From global to specific - "this is one narrow thing rather than a massive indication that something is wrong with my life"
From permanent to impermanent - "I can change the situation rather than assuming that it's fixed.
This can help people be more psychologically successful and less prone to depression. The cognitive skills that underpin resilience can seemingly be learned over time, creating resilience when there may have been none. If adversity is framed as a challenge then people can become more flexible and more likely to deal with it, move on, learn from it and grow.
Recognising and honouring resilience is the key to trauma recovery. Resilience lives in the trauma wound and it can't be fully recognised unless the suffering that caused the wound is embraced.
Research shows that resilience is, ultimately, a set of skills that can be taught and learned and that this can be hugely beneficial for psychological well-being.
The Oxford Dictionary has a variety of definitions of change: (Verb) Make or become different; Move from one to another; Give up or get rid of (something) in exchange for something else. (Noun) An act or process through which something becomes different; The substitution of one thing for another; An alteration or modification; A new or refreshingly different experience. Over the past few years, Ireland has begun the process of change, especially politically. Senator Francis Black, one of our speakers at iCAAD Dublin has been working on the Public Health (Alcohol) Bill, and campaigning for cancer warnings to be displayed on alcohol products since she was elected to the Seanad in 2016. 34 months or over 1000 days after the bill was introduced in the Seanad, the legislation was finally passed by the Oireachtas in October of this year.
In an interview earlier this year Senator Black said, “I went into politics to make sure that the bill got through in its entirety. We are not trying to make this a nanny state or to ban alcohol.”
"This is really about simple measures: minimum unit pricing, labels on the bottles showing the calorie content and the cancer risks, and to have product separation in the shops so that alcohol isn't beside the nappies and bread as if it was a grocery item."
The Public Health (Alcohol) Bill meant the introduction of minimum unit pricing; structural segregation of alcohol from other products in supermarkets and retail outlets; detailed labelling requirements including health warnings, calorie and alcohol content; and restrictions on advertising and promotions.
Last February, the Irish health minister, Simon Harris said that with this bill, the Government is for the first time endeavouring as an Oireachtas to address alcohol as a public health matter.
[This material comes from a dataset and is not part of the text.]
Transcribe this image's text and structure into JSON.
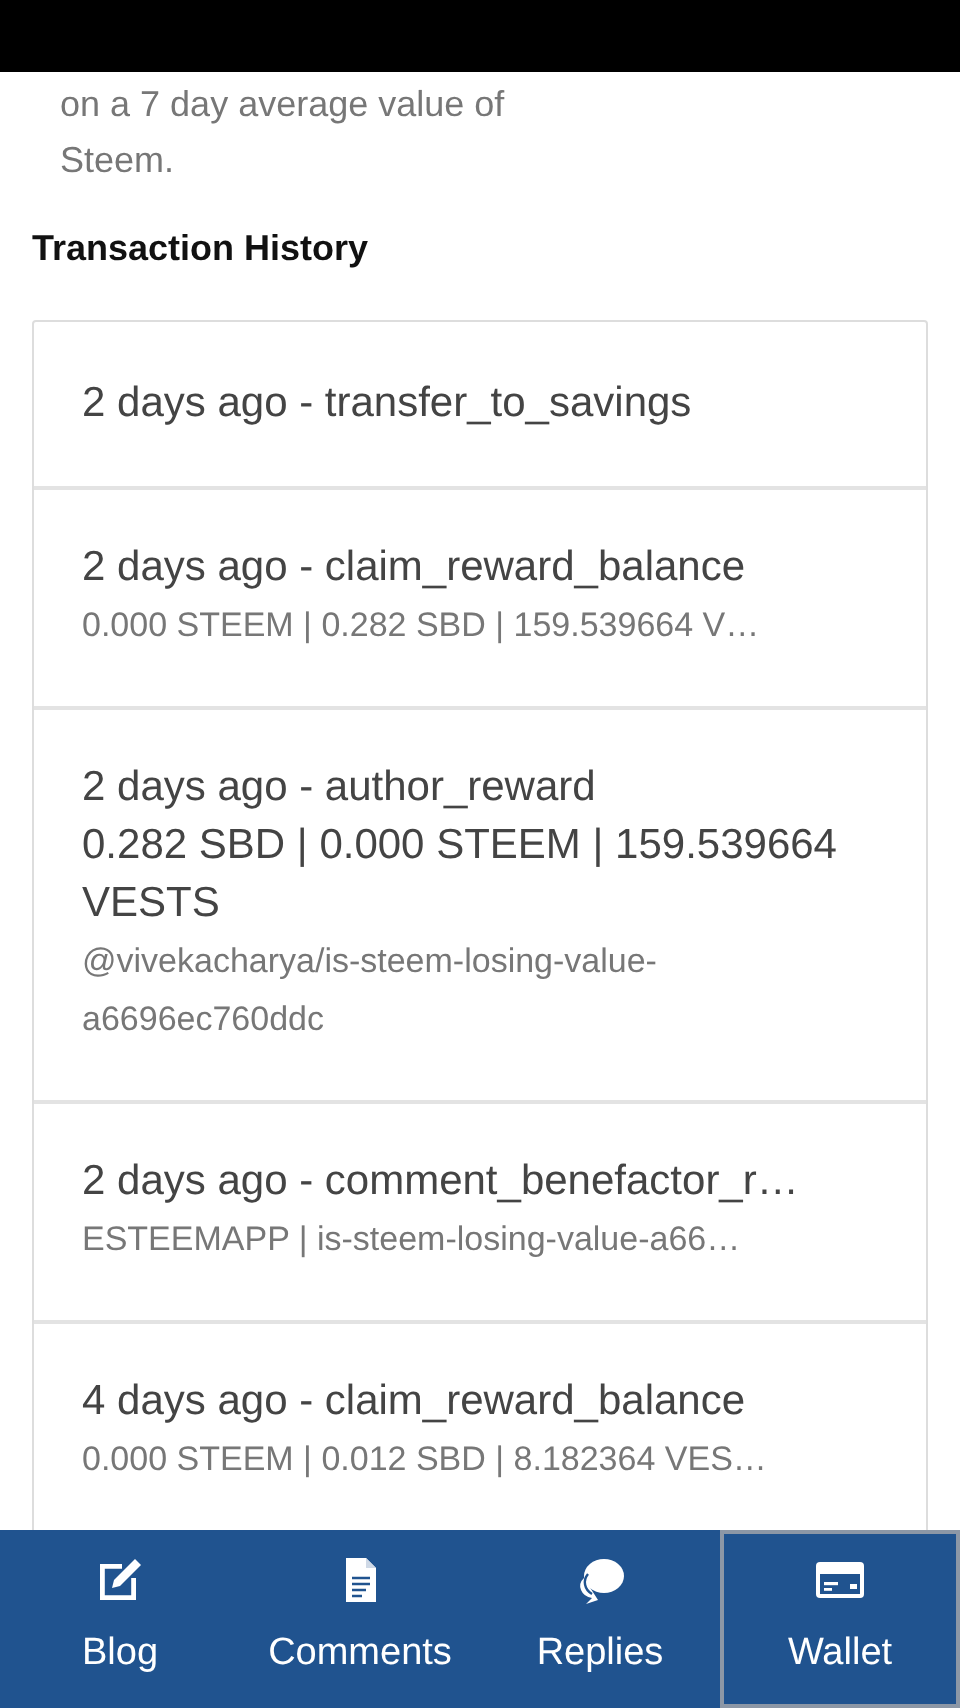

The passing of this bill demonstrates Ireland’s commitment to change and is deserving celebration.
We hope you will join us in a celebration of Resilience and Change at iCAAD Dublin on the 29th January 2019.
A blog by Araminta Jonsson
iCAAD Online 2020